Most relationship predicaments both big and small can be identified and are relatable to a certain degree.
And we see why.
The first part of the introduction written in by "Oh, Brother" sounded like an innocuous setup.
"I (a man) live in a large house along with six brothers, all adults and close to each other in age..."
But the next phrase came from nowhere and warranted a whiplash-inducing double-take.
"...two of whom I am having sex with."
He said he was "naturally closer" to both of them instead of with the other four.
'"Yarin' and 'Ferdinand' are both fully aware that I have sex with both of them."
"With the exception of occasional flares of jealousy on Ferdinand's part (based in insecurity; we're working on it), it seems to suit all of us very well."
"The house we share the rent for is large enough that I'm sure the other four brothers don't know about the sex."
"The problem is that I don't know what to call this arrangement, even to myself."
It should be noted that the questioner is not related to the brothers. His roommates are all brothers, but not his brothers.
Yet people were quick to assume he was related to his thruple partners.
Those who read the article, however, were quick to correct.
Other classifications were tossed around.
Now that that is clear as mud, he continued:
"I'm often uncomfortably aware of just how unconventional it really is."
"When with one or both of them in public, I don't know how to answer when people ask what Yarin and/or Ferdinand are to me."
Sibling rivalry just took on a whole different meaning.
"Yarin usually answers that we're friends, which I don't mind. Ferdinand has brazenly answered that I am his boyfriend whom he shares with his brother, which I DO mind."
"That part isn't anyone's business!"
"Ferdinand is somewhat hurt by this, as he is openly affectionate with me in public and expects reciprocation, but I'm a quiet person, while there are Mardi Gras parades more reserved than Ferdinand."
"My sex life is absolutely not the business of random strangers."
"Oh, Brother" concluded his query by asking if he should "follow Yarin's lead" and refer to themselves as friends and if he should tell Ferdinand to "cool it in public."
Juzwiak began his noble response with a brief treatise on labels, possibly to mark time by collecting himself from the dizzying invocation.
"We use labels as linguistic shortcuts, knowing that they couldn't possibly convey the richness of the lived-in experience that they represent. But on the upside, they make understanding your life slightly easier for other people."
"You've given me a rather hearty paragraph, and I still have no idea what to call this. Your situation defies easy summation."
"I don't know if there's love involved here or if your relationship with these men is purely about sex."
The relationship expert offered a suggestion but said that the branding was ultimately not his decision.
"In the former case, you'd be the 'hinge' of a polyamorous V … with two brothers. But you're the authority here, and naming this configuration is ultimately your call, not mine."
Next, he turned the tables and asked the million dollar question.

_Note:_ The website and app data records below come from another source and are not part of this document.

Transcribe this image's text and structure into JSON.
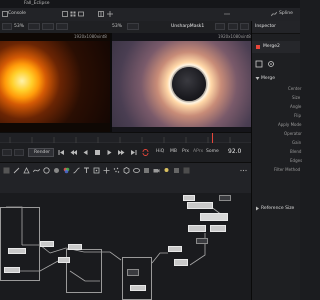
{
  "titlebar": {
    "project_tab": "Fall_Eclipse"
  },
  "menubar": {
    "console_label": "Console",
    "spline_label": "Spline"
  },
  "viewer": {
    "left_zoom": "53%",
    "right_zoom": "53%",
    "right_node": "UnsharpMask1",
    "left_resolution": "1920x1080xint8",
    "right_resolution": "1920x1080xint8"
  },
  "transport": {
    "render_label": "Render",
    "hiq_label": "HiQ",
    "mb_label": "MB",
    "prx_label": "Prx",
    "aprx_label": "APrx",
    "some_label": "Some",
    "current_frame": "92.0"
  },
  "inspector": {
    "title": "Inspector",
    "node_name": "Merge2",
    "section_merge": "Merge",
    "section_reference": "Reference Size",
    "fields": [
      "Center",
      "Size",
      "Angle",
      "Flip",
      "Apply Mode",
      "Operator",
      "Gain",
      "Blend",
      "Edges",
      "Filter Method"
    ]
  },
  "colors": {
    "accent_red": "#e8463a",
    "panel_bg": "#1e1f22",
    "node_bg": "#c9c9c9"
  }
}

"Additionally, I don't know why six adult brothers would be living in a house together, why their parents weren't more concerned with overpopulation and what it might mean for a looming water shortage, how you found that house and were able to claim a bed, and why you all aren't monetizing your kooky living situation via a reality show."
Maybe The Gay Bachelor & Two Brothers is the next logical evolution for the reality TV dating genre.
Not knowing how to irrefutably identify the family dynamic of brotherly love, Juzwiak wound up crying uncle.
"Your question has left me with…questions. I assume it will for others, as well."
"If you feel like making strangers' heads spin, by all means lay it all on them, but it would probably save everyone time and confusion to just say you're friends and tell Ferdinand to cool it. It's what you want to do anyway."
We're not confused by this at all, said nobody.